One way to do this is to reward savings during 1 month with an extra amount the next. Say you give your child $100 a month for several months. At that time, you might sit down and talk about the importance of designating 15% each month toward savings.
“If you give $100 a month and the child spends $85, then the next month consider adding $115 to the account,” Brady says.
The lesson can be a valuable one, especially for young adults. “This teaches them that the less they spend, the more goes toward future needs or desires,” Brady says.
If your child wants a big-ticket purchase, encourage him or her to save over a period of months to accumulate enough.
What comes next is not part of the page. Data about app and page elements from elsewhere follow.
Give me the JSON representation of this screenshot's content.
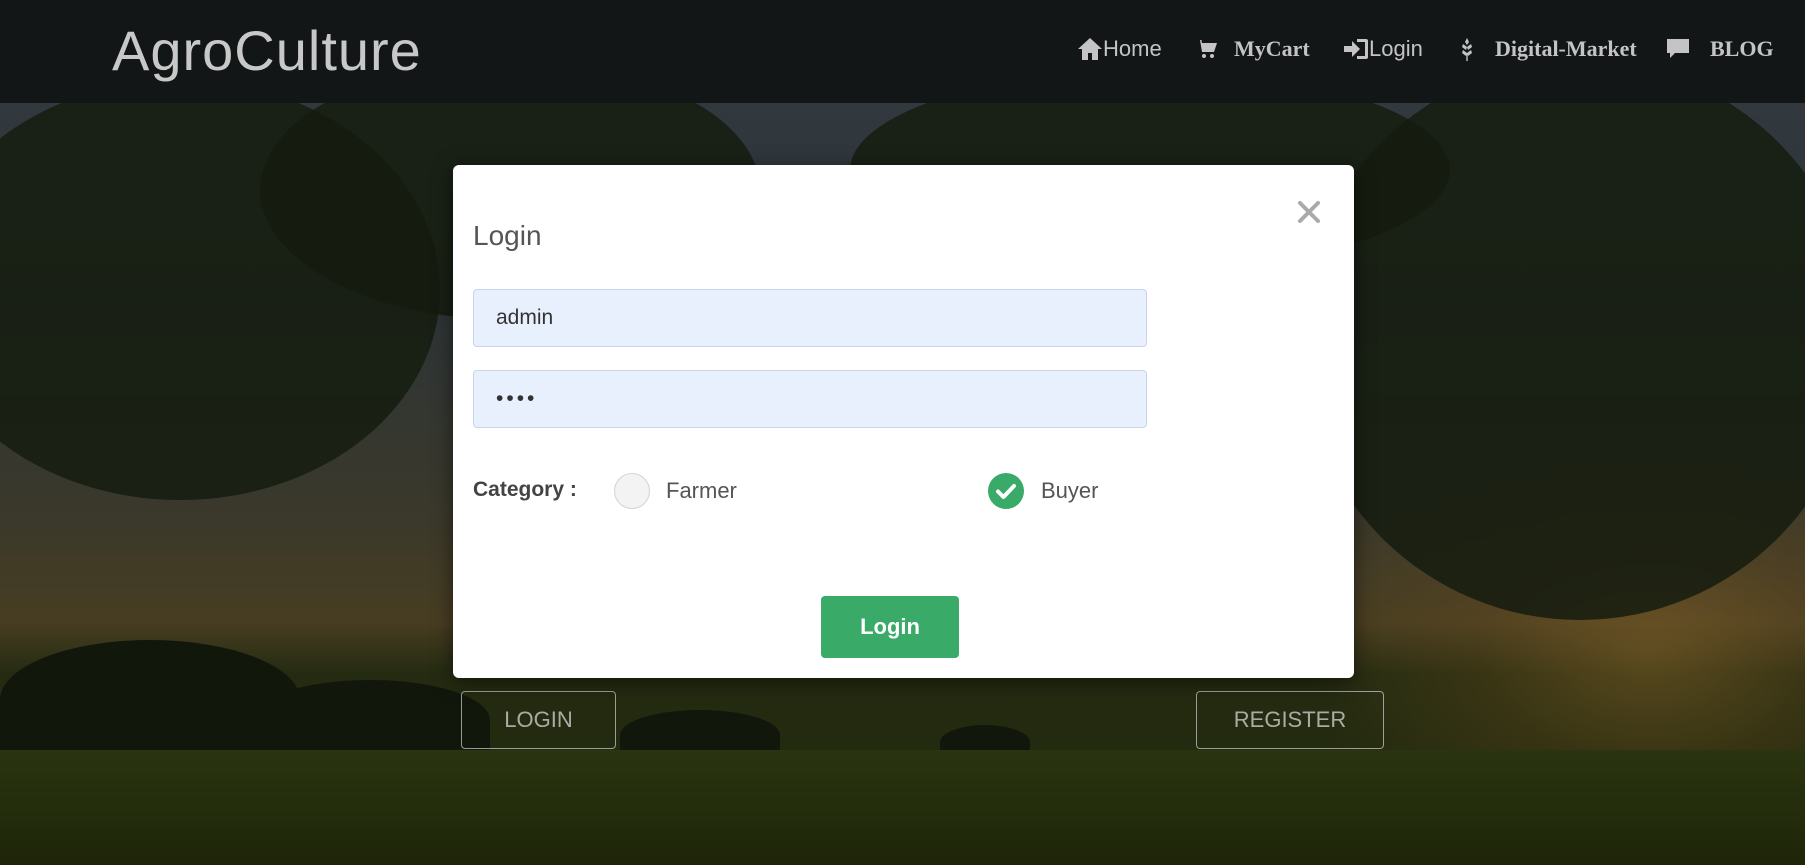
{
  "brand": "AgroCulture",
  "nav": [
    {
      "label": "Home",
      "icon": "home-icon"
    },
    {
      "label": "MyCart",
      "icon": "cart-icon"
    },
    {
      "label": "Login",
      "icon": "sign-in-icon"
    },
    {
      "label": "Digital-Market",
      "icon": "grain-icon"
    },
    {
      "label": "BLOG",
      "icon": "comment-icon"
    }
  ],
  "hero": {
    "login_label": "LOGIN",
    "register_label": "REGISTER"
  },
  "modal": {
    "title": "Login",
    "username_value": "admin",
    "password_value": "••••",
    "category_label": "Category :",
    "options": [
      {
        "label": "Farmer",
        "selected": false
      },
      {
        "label": "Buyer",
        "selected": true
      }
    ],
    "submit_label": "Login",
    "close_icon": "close-icon"
  },
  "colors": {
    "accent": "#3aaa68",
    "navbar": "#131616",
    "input_bg": "#e8f0fe"
  }
}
After some time of using a prepaid card, teens are likely to learn solid money habits. D’Alessandro has been satisfied with the arrangement both for herself and her son. “He is very responsible with his money and I think the early training helped develop that,” she says.